Denham JW, Denham E, Dear KB, et al.: The follicular non-Hodgkin's lymphomas--I. The possibility of cure. Eur J Cancer 32A (3): 470-9, 1996.
Haas RL, Poortmans P, de Jong D, et al.: High response rates and lasting remissions after low-dose involved field radiotherapy in indolent lymphomas. J Clin Oncol 21 (13): 2474-80, 2003.
Kelsey SM, Newland AC, Hudson GV, et al.: A British National Lymphoma Investigation randomised trial of single agent chlorambucil plus radiotherapy versus radiotherapy alone in low grade, localised non-Hodgkins lymphoma. Med Oncol 11 (1): 19-25, 1994.
Seymour JF, Pro B, Fuller LM, et al.: Long-term follow-up of a prospective study of combined modality therapy for stage I-II indolent non-Hodgkin's lymphoma. J Clin Oncol 21 (11): 2115-22, 2003.
Advani R, Rosenberg SA, Horning SJ: Stage I and II follicular non-Hodgkin's lymphoma: long-term follow-up of no initial therapy. J Clin Oncol 22 (8): 1454-9, 2004.
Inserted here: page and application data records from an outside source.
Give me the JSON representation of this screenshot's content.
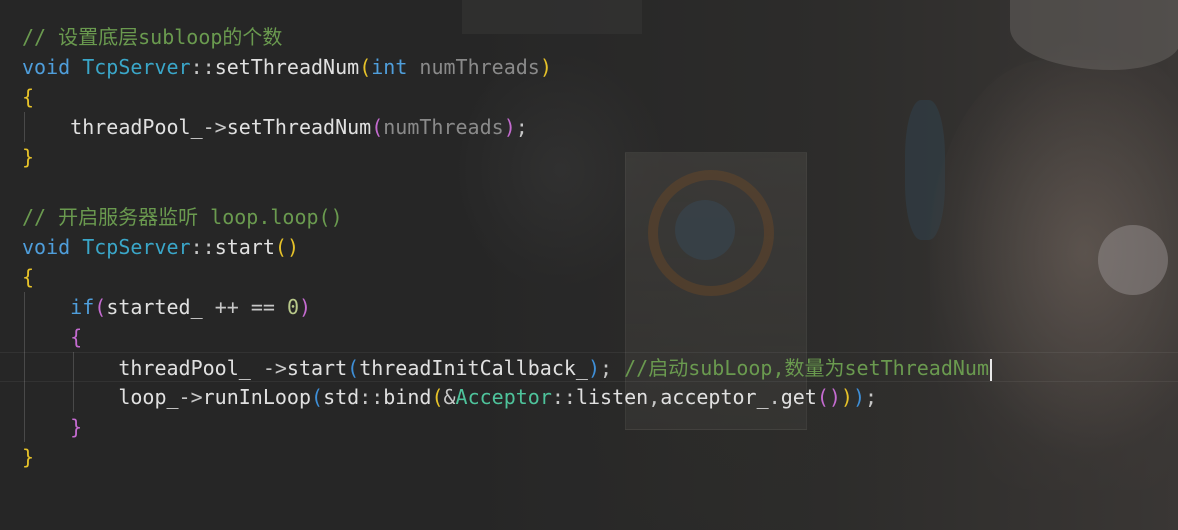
{
  "editor": {
    "lines": [
      {
        "tokens": [
          "// 设置底层subloop的个数"
        ]
      },
      {
        "tokens": [
          "void",
          " ",
          "TcpServer",
          "::",
          "setThreadNum",
          "(",
          "int",
          " ",
          "numThreads",
          ")"
        ]
      },
      {
        "tokens": [
          "{"
        ]
      },
      {
        "tokens": [
          "    ",
          "threadPool_",
          "->",
          "setThreadNum",
          "(",
          "numThreads",
          ")",
          ";"
        ]
      },
      {
        "tokens": [
          "}"
        ]
      },
      {
        "tokens": [
          ""
        ]
      },
      {
        "tokens": [
          "// 开启服务器监听 loop.loop()"
        ]
      },
      {
        "tokens": [
          "void",
          " ",
          "TcpServer",
          "::",
          "start",
          "(",
          ")"
        ]
      },
      {
        "tokens": [
          "{"
        ]
      },
      {
        "tokens": [
          "    ",
          "if",
          "(",
          "started_ ",
          "++",
          " == ",
          "0",
          ")"
        ]
      },
      {
        "tokens": [
          "    ",
          "{"
        ]
      },
      {
        "tokens": [
          "        ",
          "threadPool_ ",
          "->",
          "start",
          "(",
          "threadInitCallback_",
          ")",
          ";",
          " ",
          "//启动subLoop,数量为setThreadNum"
        ]
      },
      {
        "tokens": [
          "        ",
          "loop_",
          "->",
          "runInLoop",
          "(",
          "std",
          "::",
          "bind",
          "(",
          "&",
          "Acceptor",
          "::",
          "listen",
          ",",
          "acceptor_",
          ".",
          "get",
          "(",
          ")",
          ")",
          ")",
          ";"
        ]
      },
      {
        "tokens": [
          "    ",
          "}"
        ]
      },
      {
        "tokens": [
          "}"
        ]
      }
    ],
    "current_line": 12,
    "colors": {
      "background": "#2b2b2b",
      "comment": "#6a9a4f",
      "keyword": "#4f9edb",
      "class": "#3aa6c8",
      "bracket_level1": "#e6c229",
      "bracket_level2": "#c46bd0",
      "bracket_level3": "#3e8fd8"
    }
  }
}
Ha CS, Kong JS, Tucker SL, et al.: Central lymphatic irradiation for stage I-III follicular lymphoma: report from a single-institutional prospective study. Int J Radiat Oncol Biol Phys 57 (2): 316-20, 2003.